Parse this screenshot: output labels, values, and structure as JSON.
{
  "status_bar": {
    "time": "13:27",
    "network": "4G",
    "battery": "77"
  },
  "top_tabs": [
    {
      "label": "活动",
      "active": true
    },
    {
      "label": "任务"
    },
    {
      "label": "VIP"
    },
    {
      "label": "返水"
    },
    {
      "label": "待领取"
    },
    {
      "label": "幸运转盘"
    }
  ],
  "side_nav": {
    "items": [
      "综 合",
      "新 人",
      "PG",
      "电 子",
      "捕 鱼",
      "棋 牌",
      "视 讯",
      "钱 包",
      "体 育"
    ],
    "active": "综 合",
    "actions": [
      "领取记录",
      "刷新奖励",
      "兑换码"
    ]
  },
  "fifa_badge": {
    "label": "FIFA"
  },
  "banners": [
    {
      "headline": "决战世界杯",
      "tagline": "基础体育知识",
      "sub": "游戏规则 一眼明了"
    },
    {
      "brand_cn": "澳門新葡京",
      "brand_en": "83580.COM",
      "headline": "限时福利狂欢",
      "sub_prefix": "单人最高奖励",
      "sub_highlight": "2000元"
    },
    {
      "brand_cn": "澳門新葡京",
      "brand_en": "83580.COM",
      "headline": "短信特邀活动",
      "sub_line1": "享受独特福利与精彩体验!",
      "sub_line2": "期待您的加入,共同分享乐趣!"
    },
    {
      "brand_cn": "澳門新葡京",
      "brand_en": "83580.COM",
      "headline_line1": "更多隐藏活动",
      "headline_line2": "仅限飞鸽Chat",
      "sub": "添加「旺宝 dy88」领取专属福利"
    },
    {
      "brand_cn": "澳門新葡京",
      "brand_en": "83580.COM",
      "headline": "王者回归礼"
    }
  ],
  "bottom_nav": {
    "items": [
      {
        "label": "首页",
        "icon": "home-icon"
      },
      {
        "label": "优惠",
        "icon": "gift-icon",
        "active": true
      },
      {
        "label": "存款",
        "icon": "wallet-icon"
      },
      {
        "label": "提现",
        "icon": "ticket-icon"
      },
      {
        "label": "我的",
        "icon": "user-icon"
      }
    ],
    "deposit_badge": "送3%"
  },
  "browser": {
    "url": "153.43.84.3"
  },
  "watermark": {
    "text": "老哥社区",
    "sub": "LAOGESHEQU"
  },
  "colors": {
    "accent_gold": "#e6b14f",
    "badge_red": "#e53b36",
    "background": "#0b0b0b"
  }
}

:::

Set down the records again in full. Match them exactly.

Response to the exercise ->
Parse this screenshot: output labels, values, and structure as JSON.
{
  "status_bar": {
    "time": "13:27",
    "network": "4G",
    "battery": "77"
  },
  "top_tabs": [
    {
      "label": "活动",
      "active": true
    },
    {
      "label": "任务"
    },
    {
      "label": "VIP"
    },
    {
      "label": "返水"
    },
    {
      "label": "待领取"
    },
    {
      "label": "幸运转盘"
    }
  ],
  "side_nav": {
    "items": [
      "综 合",
      "新 人",
      "PG",
      "电 子",
      "捕 鱼",
      "棋 牌",
      "视 讯",
      "钱 包",
      "体 育"
    ],
    "active": "综 合",
    "actions": [
      "领取记录",
      "刷新奖励",
      "兑换码"
    ]
  },
  "fifa_badge": {
    "label": "FIFA"
  },
  "banners": [
    {
      "headline": "决战世界杯",
      "tagline": "基础体育知识",
      "sub": "游戏规则 一眼明了"
    },
    {
      "brand_cn": "澳門新葡京",
      "brand_en": "83580.COM",
      "headline": "限时福利狂欢",
      "sub_prefix": "单人最高奖励",
      "sub_highlight": "2000元"
    },
    {
      "brand_cn": "澳門新葡京",
      "brand_en": "83580.COM",
      "headline": "短信特邀活动",
      "sub_line1": "享受独特福利与精彩体验!",
      "sub_line2": "期待您的加入,共同分享乐趣!"
    },
    {
      "brand_cn": "澳門新葡京",
      "brand_en": "83580.COM",
      "headline_line1": "更多隐藏活动",
      "headline_line2": "仅限飞鸽Chat",
      "sub": "添加「旺宝 dy88」领取专属福利"
    },
    {
      "brand_cn": "澳門新葡京",
      "brand_en": "83580.COM",
      "headline": "王者回归礼"
    }
  ],
  "bottom_nav": {
    "items": [
      {
        "label": "首页",
        "icon": "home-icon"
      },
      {
        "label": "优惠",
        "icon": "gift-icon",
        "active": true
      },
      {
        "label": "存款",
        "icon": "wallet-icon"
      },
      {
        "label": "提现",
        "icon": "ticket-icon"
      },
      {
        "label": "我的",
        "icon": "user-icon"
      }
    ],
    "deposit_badge": "送3%"
  },
  "browser": {
    "url": "153.43.84.3"
  },
  "watermark": {
    "text": "老哥社区",
    "sub": "LAOGESHEQU"
  },
  "colors": {
    "accent_gold": "#e6b14f",
    "badge_red": "#e53b36",
    "background": "#0b0b0b"
  }
}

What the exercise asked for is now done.